Of course, some former Baltimore cops take issue with the tone of the federal report, which cited 60 complaints of racial slurs against black people.[Vice actually printed the whole n-word, which I still find bold. Too soon for me.] Ah, you say, but I wasn't there for long. True. Or maybe nobody used the word around me. Maybe. I hope that's the case, because if all it takes is one cop to totally change police culture, man, that is great news. No. I didn't hear white cops call people n****r because white cops don't call people n****r in Baltimore.
"The BPD is not a bunch of white officers calling blacks n****rs," said Peter Moskos, a former Baltimore cop and professor at John Jay College of Criminal Justice. "I didn't hear the word used once by a white officer. Not once. I'm not saying it's never been used, but this isn't fucking Ferguson. I suspect much of the usage they talk about is from black officers. Doesn't that matter? But the report doesn't tell us."
[Just as a reality check, I did ask one black cop if he ever heard a white cop use the word in public. He said "no." (Somewhat reluctantly, I kinda thought.)]
The report cites race in just one case. And it's white using the word; we know this because his partner filed a complaint. Good. See, even if some whites wanted to use the word (I'm sure some whites do), you don't hear white cops in Baltimore calling blacks n****r because, even if for no other reason, there are too many blacks around! Whites are a minority in the city and the police department.

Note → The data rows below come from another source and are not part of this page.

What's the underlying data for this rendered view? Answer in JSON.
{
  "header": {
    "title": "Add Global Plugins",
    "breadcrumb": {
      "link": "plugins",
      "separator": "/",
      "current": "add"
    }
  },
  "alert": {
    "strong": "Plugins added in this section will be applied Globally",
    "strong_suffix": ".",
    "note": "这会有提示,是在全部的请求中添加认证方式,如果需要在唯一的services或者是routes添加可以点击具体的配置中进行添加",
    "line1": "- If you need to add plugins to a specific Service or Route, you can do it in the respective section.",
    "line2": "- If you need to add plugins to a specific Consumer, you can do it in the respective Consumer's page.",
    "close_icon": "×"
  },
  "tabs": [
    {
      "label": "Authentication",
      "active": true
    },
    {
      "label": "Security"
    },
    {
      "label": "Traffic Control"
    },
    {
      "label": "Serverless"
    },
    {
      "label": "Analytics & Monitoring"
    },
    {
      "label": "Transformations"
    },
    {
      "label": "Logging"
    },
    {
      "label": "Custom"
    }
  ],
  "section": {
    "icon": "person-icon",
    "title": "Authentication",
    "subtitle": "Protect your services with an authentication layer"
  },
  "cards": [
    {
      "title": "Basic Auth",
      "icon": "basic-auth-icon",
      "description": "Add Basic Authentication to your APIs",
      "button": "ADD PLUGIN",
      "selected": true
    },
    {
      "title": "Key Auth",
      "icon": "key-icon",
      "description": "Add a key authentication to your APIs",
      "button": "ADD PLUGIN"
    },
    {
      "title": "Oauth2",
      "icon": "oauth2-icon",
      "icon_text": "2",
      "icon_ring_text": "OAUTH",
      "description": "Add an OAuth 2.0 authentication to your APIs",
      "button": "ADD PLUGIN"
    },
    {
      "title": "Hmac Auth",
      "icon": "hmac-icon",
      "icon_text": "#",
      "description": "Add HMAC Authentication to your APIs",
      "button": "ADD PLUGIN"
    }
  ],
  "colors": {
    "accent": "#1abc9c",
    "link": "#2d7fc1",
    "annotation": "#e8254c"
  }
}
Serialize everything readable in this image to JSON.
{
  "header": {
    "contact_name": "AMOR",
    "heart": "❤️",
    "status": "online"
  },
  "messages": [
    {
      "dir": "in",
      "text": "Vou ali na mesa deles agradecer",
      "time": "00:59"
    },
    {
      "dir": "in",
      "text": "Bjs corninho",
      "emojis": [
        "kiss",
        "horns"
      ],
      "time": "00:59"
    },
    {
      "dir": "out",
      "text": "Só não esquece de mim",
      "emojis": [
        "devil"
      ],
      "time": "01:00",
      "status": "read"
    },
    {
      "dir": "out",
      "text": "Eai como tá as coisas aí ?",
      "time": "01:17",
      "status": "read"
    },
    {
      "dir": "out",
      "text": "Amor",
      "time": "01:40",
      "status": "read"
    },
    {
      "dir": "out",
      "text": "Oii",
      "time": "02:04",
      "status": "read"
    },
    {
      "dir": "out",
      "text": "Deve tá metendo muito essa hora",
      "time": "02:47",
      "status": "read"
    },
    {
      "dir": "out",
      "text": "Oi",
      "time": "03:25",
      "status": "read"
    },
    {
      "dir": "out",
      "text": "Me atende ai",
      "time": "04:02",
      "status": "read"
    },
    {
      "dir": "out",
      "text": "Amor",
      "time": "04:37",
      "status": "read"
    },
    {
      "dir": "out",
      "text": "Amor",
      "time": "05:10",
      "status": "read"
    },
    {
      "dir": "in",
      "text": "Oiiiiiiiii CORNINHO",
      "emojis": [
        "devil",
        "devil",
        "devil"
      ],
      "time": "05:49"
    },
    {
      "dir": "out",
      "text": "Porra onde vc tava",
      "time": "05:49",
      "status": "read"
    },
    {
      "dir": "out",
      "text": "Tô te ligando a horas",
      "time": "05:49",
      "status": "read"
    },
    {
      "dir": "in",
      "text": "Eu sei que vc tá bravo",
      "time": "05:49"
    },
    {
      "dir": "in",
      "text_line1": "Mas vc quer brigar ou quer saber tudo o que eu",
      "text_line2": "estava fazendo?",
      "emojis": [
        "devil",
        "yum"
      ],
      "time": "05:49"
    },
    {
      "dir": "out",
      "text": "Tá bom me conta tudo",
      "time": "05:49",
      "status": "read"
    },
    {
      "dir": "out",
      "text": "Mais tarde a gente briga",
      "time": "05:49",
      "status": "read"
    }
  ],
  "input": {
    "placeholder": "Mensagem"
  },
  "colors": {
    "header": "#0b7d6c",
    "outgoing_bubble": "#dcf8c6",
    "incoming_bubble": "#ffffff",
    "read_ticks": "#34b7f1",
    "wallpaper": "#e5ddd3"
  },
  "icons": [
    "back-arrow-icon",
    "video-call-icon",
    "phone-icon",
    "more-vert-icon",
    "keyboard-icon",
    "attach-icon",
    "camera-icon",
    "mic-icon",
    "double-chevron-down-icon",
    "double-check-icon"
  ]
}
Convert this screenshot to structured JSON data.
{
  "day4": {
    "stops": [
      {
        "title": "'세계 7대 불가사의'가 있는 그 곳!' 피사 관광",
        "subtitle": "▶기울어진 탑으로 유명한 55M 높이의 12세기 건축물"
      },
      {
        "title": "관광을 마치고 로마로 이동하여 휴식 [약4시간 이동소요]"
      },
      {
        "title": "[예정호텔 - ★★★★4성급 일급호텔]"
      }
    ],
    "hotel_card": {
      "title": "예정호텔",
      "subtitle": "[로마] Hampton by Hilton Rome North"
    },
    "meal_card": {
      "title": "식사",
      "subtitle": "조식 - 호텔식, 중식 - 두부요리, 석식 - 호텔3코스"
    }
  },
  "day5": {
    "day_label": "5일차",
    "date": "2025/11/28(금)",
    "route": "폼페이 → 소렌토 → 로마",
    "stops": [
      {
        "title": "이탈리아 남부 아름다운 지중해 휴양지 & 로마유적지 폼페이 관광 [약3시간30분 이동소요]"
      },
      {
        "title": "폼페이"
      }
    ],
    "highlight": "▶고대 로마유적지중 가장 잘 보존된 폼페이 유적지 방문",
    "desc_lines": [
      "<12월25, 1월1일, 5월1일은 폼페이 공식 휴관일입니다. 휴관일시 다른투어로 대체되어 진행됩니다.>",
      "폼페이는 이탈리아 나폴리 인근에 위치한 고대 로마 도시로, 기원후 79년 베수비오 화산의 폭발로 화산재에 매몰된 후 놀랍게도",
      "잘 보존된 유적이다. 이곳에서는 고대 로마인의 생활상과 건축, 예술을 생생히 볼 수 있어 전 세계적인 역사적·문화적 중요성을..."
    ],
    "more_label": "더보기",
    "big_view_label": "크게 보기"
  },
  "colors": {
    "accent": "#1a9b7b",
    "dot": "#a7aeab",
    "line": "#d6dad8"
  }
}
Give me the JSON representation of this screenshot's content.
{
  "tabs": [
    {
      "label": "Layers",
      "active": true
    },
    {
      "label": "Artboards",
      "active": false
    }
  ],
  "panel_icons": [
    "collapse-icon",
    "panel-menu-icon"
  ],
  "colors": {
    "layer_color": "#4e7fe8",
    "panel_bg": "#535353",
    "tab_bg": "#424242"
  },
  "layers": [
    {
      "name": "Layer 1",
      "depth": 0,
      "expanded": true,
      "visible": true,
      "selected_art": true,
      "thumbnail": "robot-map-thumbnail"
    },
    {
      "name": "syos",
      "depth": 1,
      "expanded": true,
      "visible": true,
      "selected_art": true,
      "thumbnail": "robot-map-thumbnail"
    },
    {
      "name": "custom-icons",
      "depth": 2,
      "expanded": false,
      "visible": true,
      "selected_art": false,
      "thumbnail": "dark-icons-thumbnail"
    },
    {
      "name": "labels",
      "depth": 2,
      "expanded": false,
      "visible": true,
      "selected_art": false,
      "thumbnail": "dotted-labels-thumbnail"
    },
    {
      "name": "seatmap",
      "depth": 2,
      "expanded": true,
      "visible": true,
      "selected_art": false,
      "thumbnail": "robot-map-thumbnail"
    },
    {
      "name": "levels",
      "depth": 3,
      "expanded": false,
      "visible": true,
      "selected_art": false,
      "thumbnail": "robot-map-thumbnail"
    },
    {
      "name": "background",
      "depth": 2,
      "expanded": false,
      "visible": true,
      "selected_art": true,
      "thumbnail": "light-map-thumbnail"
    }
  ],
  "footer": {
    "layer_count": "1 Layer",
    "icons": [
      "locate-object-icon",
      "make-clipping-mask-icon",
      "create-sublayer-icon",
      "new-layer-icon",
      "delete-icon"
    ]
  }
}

Now did I hear black cop from black neighborhoods calling another blacks n*****s? Oh, did I. Is this objectionable? I don't know. Seems so to me. (And apparently it is to the citizens who filed complaints about it!) But far be it for me to white-man-splain to a black cop that his non-standard English using isn't up to my college-educated standards. But no matter where you fall on this usage issue, blacks being rude to other blacks is not a sign of systemic racism in the department.